Top US military officer reaches out to Capitol leaders

FILE - In this June 1, 2020, file photo President Donald Trump departs the White House to visit outside St. John's Church in Washington. (AP Photo/Patrick Semansky, File)
FILE - In this June 1, 2020, file photo President Donald Trump departs the White House to visit outside St. John's Church in Washington. (AP Photo/Patrick Semansky, File) (Copyright 2020 The Associated Press. All rights reserved.)

WASHINGTON – The nation's top military officer, Gen. Mark Milley, has spoken privately with key congressional leaders as Pentagon officials come under fire for the Defense Department’s role in containing protests following the police killing of George Floyd.

House Speaker Nancy Pelosi called Milley, the chairman of the Joint Chiefs of Staff, to express her concerns Tuesday, according to a person who was unauthorized to publicly discuss the private conversations and was granted anonymity. That was the day after authorities cleared protesters near the White House so President Donald Trump could hold a photo opportunity at a nearby church. Milley and Defense Secretary Mark Esper were sharply criticized for accompanying Trump.

Milley also reached out Tuesday to Senate Democratic leader Chuck Schumer of New York, said another person granted anonymity to discuss the situation.

The outreach comes as Milley and Defense Secretary Mark Esper have tried to contain damage in the aftermath of Monday’s walk with Trump.

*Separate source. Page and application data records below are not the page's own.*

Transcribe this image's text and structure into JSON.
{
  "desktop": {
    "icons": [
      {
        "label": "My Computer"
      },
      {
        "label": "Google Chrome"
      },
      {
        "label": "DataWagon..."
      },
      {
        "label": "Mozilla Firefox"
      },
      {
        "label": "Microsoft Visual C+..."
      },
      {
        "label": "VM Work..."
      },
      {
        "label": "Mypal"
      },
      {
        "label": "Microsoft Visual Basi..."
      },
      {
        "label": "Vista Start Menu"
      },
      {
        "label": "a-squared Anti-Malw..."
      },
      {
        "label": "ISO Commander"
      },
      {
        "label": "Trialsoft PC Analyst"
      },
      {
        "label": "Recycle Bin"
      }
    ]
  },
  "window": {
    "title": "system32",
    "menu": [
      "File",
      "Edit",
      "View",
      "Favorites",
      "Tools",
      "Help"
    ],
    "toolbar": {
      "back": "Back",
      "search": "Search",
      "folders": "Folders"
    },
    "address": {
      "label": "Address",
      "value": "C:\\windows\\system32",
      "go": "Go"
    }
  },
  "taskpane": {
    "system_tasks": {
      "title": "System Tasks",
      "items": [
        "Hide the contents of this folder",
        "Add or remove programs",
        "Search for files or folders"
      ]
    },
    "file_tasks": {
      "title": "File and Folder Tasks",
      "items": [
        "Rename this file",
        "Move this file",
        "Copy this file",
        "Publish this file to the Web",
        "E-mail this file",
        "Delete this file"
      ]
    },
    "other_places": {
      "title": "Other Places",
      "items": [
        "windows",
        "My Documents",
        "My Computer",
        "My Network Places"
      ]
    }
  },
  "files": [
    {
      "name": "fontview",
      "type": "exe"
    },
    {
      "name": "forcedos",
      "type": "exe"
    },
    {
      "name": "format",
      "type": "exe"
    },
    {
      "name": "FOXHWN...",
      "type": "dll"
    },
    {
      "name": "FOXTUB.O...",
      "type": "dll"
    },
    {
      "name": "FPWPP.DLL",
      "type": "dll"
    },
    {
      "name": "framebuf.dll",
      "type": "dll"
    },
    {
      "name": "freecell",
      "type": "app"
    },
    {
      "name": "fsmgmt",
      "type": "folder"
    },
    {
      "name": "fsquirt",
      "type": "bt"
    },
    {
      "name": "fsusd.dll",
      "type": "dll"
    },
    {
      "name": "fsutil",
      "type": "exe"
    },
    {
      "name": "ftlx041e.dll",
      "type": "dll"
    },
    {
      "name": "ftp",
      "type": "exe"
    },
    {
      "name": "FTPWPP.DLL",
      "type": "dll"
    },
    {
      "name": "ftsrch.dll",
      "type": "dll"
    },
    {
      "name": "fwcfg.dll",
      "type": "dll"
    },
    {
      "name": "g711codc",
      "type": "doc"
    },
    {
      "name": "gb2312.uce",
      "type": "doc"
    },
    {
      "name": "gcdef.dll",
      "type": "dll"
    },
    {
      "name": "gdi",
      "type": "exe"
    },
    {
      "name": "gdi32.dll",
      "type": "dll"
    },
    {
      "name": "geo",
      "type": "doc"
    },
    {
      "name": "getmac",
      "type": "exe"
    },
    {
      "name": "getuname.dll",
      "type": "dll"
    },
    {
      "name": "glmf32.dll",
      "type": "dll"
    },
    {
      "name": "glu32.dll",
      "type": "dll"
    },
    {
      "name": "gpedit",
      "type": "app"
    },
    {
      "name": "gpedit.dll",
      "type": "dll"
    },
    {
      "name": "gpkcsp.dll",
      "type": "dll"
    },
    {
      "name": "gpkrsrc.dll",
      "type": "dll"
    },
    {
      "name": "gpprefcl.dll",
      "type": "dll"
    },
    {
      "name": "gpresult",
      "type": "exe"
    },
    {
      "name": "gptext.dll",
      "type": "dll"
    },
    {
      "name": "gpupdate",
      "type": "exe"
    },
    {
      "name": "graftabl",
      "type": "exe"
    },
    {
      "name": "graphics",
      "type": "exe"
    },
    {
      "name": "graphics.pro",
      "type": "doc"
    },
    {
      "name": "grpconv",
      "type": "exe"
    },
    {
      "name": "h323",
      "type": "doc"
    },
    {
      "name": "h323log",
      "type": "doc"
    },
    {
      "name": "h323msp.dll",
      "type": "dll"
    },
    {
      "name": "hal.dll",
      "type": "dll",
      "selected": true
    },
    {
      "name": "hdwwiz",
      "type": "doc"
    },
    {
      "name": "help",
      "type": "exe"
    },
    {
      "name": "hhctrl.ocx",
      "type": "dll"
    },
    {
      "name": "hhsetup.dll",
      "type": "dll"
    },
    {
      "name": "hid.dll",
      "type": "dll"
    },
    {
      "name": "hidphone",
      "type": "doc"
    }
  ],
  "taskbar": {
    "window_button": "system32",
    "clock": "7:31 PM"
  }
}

Federal authorities used smoke canisters and pepper balls to clear peaceful protesters from a park so the president and his entourage could walk to the church and Trump could pose with a Bible.

Late Friday, Esper and Milley declined a request from Democrats to appear before the House Armed Services Committee next week.

“This is unacceptable,” Rep. Adam Smith, D-Wash., the committee chairman, said in a statement Friday, joined by the panel's 30 Democrats.

“Our military leaders are sworn to be accountable to the people of this country, and Congress is constitutionally responsible for oversight,” the Democrats wrote. "They must appear and testify on these crucial matters in order to meet that responsibility.”

An informal briefing Friday with the Secretary of the Army was also canceled, according to a congressional aide who spoke on condition of anonymity to discuss a matter that had not been publicly disclosed.